On the front of medical innovations, unsolved ethical challenges, and divergent quality of life experiences within societies and between countries, humanity in 2023 continues to face risks of exponentially increased, different health speeds between tech dreams of eternal life harbored by some super-wealthy and the fates of an estimated 8 billion humans. Most humans are immersed on one hand in the reality of recurrent infectious disease risks for the highly populated countries with specters of epidemics and pandemics, and on the other hand in the hardly less worrying presence of non-communicable lifestyle diseases and chronic illnesses that accompany the progressively higher age profiles and sedentary urban modes of post-industrial denizens in more and more countries.
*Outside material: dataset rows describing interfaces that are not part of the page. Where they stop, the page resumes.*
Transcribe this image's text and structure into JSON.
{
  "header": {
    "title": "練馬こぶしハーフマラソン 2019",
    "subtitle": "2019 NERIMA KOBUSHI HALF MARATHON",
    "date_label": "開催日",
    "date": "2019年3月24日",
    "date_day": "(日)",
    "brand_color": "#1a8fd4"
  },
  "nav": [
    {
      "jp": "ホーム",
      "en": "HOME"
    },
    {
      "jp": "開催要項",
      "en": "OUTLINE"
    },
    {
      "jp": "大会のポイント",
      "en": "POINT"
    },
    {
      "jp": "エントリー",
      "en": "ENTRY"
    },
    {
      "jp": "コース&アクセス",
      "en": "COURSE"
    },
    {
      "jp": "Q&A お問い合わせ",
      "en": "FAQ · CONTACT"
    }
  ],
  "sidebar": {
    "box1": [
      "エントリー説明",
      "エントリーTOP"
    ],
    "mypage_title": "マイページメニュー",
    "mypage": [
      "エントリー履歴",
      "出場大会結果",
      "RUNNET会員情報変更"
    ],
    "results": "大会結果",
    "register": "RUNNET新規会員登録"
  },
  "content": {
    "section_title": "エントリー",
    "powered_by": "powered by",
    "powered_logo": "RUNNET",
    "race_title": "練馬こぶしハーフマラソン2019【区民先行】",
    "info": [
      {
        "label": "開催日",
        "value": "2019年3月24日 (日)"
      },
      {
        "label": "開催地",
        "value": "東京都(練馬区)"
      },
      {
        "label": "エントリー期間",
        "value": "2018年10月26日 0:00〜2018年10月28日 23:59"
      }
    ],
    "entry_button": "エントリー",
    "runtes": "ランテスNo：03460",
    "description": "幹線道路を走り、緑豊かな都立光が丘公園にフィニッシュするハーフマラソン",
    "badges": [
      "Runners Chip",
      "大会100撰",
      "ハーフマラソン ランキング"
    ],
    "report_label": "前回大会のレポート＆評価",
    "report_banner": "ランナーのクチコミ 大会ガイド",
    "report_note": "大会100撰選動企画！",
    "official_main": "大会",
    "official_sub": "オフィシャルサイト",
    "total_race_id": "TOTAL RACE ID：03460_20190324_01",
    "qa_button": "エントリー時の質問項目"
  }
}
In the bottom line of health system developments of the past 38 months since the alarm signals of the Covid-19 pandemic shook up everyday life of the Lebanese people, it is to be expected that distortions and dichotomies in the health system will not diminish in the near term. The MoPH-owned strategy for the national health system contains important insights into the system’s past and present successes and weaknesses, but it has in itself a fundamental deficiency when measured against two essential components of any viable strategy: a clearly sourced budget and an executable timeline.
From the organizational challenges to a rebuilding of basic and advanced insurance for the resident population at large, to operational pressures experienced by private hospitals (see comment page 42) to the reduction in the number of pharmacies – reported in the National Health Strategy as over 15 percent at some point before 2023; Executive’s attempt in vain to conduct an interview with the Order of Pharmacists in Lebanon for a current assessment of this segment in the health system – the challenges on private sector stakeholders in the health system must be expected to linger, especially if political barriers to systemic health solutions fail to be removed.
Wins of new and well-structured partnerships in health cannot be sustainable without sound contractual, governance, and finance underpinnings that bind together the multiplicity of stakeholders in health. This is despite the current hopeful signs in provision of mental health services (see ‘Last Word’), and of astonishing progress by health system stakeholders as diverse as the pharmaceutical manufacturers and non-profit organizations that operate PHC networks. Some of the latter have evolved into meeting needs for non-PHC supplied medical solutions such as dental prostheses, with the daring (and to some almost cheesy) promise to give the Lebanese people, and at least their beneficiaries, back their smiles.